My father didn’t agree. He insisted that I finish college and secure an education for myself. We had a big argument and in the end I gave in and ended up studying for eight years at the University of Oregon, right into a masters of architecture. University definitely shaped my outlook on the world and helped to expand how I see things, but throughout the time there always something vital seemed to be missing and I never seemed to be able to find my own pace and sense of purpose in the same way that my dreams of travel and my love of nature always had. Even today I feel locked in ill-fitting shoes, constantly repeating tasks and responsibilities that fail to make use of what I am best at. And I’m not sure why I never make the moves myself so that I can secure the type of lifestyle and philosophy that mean most to me.
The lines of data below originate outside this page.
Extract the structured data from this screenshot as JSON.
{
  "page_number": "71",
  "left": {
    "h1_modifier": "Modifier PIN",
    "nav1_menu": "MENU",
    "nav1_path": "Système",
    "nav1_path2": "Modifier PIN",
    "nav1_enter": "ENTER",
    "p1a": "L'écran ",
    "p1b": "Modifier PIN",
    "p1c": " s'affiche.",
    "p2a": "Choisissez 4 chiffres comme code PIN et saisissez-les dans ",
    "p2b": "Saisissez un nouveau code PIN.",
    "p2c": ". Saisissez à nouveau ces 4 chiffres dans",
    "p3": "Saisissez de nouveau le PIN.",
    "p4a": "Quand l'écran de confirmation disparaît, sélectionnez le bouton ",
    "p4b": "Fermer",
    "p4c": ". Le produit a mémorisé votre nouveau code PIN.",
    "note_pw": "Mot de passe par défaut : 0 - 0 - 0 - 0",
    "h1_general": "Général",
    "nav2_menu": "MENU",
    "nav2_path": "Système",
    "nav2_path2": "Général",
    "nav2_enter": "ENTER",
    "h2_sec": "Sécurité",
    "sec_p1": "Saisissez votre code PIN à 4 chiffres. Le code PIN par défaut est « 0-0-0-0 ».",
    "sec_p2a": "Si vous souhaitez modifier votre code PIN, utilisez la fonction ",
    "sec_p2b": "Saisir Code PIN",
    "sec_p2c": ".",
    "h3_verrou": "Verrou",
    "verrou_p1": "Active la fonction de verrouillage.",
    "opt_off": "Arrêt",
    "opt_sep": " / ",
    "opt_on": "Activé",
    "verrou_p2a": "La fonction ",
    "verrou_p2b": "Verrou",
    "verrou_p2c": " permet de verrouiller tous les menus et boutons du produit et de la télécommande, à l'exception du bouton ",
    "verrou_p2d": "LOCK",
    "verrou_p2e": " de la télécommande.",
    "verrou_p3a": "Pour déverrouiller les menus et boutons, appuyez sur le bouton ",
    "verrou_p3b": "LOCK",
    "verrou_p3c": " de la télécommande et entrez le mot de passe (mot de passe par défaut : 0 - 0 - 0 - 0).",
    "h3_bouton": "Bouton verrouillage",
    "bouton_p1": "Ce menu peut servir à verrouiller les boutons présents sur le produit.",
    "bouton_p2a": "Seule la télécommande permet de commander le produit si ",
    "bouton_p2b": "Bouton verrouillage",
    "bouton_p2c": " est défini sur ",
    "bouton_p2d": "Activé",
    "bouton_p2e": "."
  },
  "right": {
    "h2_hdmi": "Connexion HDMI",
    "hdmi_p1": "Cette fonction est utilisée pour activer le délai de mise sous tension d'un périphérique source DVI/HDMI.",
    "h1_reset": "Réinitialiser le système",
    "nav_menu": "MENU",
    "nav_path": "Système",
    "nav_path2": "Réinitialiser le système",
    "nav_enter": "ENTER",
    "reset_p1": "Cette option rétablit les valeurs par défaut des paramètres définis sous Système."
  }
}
One of the things I decided when I made the big changes last year was that I would try to get back to those things which make me feel whole when I do them. Life is too short to constantly be doing only things that make you feel empty. Perhaps I am lucky in that I know what makes me happy. This summer, with a month off, I hope to set out on a long walk, perhaps along the Camino de Santiago, or in the Austrian Alps, or maybe even Nepal. It has to be something bigger than the little walks I take here in Japan, something approaching the dreams of my youth. And I’ve begun dreaming of something even more ambitious, too. Perhaps a bicycle trip around the world is not impossible. Can I do something like that with diabetes, at my age? Can I dare to imagine a path around the entire world and to dream of a chunk of my life under the stars again? I just can’t imagine myself stuck in an office for the rest of my life, always feeling broken and hemmed in. I have to believe that there really are many ways to live a full life.